[[ DATASET RECORDS, beginning ]]
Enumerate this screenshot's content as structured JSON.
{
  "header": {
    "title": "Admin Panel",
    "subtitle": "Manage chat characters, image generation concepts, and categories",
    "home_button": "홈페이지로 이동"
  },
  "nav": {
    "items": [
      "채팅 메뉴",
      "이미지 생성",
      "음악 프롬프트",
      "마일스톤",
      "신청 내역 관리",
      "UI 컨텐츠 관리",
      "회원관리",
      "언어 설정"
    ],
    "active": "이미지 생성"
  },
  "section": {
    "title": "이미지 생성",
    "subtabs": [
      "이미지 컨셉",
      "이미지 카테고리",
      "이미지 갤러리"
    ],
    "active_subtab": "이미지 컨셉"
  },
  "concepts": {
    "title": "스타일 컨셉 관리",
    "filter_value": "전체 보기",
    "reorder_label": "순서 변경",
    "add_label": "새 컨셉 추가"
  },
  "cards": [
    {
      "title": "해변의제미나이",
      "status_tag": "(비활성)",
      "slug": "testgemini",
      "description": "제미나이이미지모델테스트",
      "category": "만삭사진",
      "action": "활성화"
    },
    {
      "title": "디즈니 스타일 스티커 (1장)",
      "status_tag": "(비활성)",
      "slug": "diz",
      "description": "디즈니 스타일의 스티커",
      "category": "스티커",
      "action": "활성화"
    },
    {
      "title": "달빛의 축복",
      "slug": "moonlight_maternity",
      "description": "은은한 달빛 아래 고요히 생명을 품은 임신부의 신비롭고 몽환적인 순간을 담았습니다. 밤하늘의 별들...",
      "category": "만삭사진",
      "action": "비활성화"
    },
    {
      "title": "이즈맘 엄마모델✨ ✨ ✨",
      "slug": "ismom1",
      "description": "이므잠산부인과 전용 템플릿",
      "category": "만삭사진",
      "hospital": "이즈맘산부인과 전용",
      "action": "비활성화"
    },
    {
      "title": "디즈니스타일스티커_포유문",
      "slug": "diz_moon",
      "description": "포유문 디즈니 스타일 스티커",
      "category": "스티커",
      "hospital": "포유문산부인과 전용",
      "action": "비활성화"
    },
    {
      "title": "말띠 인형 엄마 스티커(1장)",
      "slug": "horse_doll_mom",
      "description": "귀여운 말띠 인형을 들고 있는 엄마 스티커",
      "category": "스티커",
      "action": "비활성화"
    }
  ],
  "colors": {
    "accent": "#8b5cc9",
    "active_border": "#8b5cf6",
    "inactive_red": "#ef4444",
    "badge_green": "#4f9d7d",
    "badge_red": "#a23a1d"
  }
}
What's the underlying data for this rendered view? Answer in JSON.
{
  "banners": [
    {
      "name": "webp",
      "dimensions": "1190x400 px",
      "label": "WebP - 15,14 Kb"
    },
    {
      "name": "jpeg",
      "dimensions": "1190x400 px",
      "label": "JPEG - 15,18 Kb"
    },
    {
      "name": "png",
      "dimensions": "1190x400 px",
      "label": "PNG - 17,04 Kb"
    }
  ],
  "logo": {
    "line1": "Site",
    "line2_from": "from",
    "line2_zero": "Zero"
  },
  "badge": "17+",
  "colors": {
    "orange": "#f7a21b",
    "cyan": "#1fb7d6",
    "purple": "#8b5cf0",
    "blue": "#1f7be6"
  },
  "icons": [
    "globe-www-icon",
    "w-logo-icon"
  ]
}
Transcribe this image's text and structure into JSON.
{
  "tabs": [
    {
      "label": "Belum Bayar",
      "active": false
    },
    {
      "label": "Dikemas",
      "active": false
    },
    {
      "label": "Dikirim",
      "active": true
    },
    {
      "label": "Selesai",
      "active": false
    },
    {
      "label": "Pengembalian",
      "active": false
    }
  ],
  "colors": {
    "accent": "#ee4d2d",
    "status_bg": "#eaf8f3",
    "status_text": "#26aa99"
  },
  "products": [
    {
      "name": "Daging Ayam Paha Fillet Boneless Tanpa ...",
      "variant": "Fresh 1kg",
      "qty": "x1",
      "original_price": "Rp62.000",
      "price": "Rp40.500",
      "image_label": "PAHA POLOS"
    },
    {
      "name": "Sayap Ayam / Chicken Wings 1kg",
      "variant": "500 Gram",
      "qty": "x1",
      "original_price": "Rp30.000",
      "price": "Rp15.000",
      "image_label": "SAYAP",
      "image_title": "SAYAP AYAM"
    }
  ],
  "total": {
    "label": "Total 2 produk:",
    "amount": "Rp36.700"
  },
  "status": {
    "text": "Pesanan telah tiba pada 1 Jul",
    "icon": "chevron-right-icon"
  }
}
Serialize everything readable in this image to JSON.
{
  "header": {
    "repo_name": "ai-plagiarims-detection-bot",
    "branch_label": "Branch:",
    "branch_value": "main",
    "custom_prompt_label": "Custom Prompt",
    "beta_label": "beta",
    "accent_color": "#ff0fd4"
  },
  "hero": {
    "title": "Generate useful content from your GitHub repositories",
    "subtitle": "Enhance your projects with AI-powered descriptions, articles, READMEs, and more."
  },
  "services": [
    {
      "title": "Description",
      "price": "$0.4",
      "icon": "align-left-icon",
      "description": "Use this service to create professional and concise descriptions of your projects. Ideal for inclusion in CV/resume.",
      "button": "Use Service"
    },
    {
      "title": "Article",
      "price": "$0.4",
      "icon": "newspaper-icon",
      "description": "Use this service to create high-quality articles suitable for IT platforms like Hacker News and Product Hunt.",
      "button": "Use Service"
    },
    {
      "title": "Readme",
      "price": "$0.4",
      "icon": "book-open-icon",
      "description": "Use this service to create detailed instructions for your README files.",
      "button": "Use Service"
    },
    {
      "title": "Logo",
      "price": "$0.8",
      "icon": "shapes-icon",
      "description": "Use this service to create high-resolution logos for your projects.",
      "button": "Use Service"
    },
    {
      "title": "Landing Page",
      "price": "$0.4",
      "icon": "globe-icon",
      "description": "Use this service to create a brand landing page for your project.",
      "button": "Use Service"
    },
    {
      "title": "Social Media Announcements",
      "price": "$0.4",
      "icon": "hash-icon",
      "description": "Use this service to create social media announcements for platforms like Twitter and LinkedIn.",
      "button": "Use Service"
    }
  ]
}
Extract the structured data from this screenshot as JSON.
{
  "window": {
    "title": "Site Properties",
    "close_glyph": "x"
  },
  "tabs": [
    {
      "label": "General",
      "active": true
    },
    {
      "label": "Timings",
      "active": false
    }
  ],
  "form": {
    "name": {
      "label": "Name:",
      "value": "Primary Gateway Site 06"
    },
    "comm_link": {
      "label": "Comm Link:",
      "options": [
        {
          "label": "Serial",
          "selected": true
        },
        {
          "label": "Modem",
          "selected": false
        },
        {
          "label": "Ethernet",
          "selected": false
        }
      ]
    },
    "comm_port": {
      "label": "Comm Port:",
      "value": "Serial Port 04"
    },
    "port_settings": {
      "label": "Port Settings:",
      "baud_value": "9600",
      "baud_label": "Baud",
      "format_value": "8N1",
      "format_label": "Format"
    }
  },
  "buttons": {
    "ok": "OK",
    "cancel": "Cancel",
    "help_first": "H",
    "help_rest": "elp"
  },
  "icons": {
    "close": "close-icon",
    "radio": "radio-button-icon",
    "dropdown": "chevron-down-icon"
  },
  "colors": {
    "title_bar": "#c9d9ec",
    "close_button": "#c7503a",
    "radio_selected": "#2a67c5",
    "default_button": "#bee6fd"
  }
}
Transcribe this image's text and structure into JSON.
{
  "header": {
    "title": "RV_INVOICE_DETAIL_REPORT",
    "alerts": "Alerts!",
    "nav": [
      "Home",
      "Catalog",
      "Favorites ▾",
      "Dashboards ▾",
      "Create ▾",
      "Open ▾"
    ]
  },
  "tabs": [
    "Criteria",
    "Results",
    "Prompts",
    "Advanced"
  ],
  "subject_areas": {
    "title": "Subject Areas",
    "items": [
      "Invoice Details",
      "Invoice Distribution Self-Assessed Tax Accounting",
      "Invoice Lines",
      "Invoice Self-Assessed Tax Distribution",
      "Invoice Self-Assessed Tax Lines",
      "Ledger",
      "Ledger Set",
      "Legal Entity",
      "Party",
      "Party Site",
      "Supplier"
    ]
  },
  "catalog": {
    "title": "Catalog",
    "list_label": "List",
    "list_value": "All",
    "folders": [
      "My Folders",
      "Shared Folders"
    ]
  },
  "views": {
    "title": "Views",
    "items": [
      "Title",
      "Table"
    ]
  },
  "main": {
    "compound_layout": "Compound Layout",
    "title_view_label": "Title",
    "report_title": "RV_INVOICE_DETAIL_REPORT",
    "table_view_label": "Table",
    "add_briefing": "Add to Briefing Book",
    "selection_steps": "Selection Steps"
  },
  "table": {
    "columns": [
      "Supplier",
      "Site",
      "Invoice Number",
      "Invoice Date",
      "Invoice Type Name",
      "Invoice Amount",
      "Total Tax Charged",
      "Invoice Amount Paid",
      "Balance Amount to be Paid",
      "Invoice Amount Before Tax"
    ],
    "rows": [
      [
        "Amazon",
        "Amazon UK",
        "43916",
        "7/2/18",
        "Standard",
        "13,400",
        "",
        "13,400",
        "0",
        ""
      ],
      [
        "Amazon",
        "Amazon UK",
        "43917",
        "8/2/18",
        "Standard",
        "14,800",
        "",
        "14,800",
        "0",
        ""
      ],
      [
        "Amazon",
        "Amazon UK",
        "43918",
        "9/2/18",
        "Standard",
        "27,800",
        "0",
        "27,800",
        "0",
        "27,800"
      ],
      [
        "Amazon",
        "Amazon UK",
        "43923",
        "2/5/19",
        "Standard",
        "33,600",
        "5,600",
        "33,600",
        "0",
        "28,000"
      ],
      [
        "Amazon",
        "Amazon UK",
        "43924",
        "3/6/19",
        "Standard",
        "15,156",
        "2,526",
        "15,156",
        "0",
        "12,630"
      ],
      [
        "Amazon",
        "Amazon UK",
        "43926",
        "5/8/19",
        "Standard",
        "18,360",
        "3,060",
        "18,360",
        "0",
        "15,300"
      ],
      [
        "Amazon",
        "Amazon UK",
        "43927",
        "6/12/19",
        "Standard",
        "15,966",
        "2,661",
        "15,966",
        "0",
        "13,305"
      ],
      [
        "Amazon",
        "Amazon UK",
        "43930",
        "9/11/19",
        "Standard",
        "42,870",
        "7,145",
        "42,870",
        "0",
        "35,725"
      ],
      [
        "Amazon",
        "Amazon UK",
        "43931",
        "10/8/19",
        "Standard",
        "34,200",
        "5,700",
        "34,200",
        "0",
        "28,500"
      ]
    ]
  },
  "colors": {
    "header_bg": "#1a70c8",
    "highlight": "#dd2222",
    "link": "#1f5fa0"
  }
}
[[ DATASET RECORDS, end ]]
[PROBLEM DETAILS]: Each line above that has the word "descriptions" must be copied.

[PROBLEM SOLUTION]:
    "subtitle": "Enhance your projects with AI-powered descriptions, articles, READMEs, and more."
      "description": "Use this service to create professional and concise descriptions of your projects. Ideal for inclusion in CV/resume.",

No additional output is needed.